Input data:
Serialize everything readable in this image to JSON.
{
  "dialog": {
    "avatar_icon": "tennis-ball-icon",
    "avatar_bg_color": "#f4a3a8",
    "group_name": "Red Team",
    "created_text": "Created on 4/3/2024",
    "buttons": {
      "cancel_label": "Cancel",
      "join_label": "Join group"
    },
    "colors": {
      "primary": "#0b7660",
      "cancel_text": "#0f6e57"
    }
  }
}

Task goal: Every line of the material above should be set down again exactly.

Written solution:
Serialize everything readable in this image to JSON.
{
  "dialog": {
    "avatar_icon": "tennis-ball-icon",
    "avatar_bg_color": "#f4a3a8",
    "group_name": "Red Team",
    "created_text": "Created on 4/3/2024",
    "buttons": {
      "cancel_label": "Cancel",
      "join_label": "Join group"
    },
    "colors": {
      "primary": "#0b7660",
      "cancel_text": "#0f6e57"
    }
  }
}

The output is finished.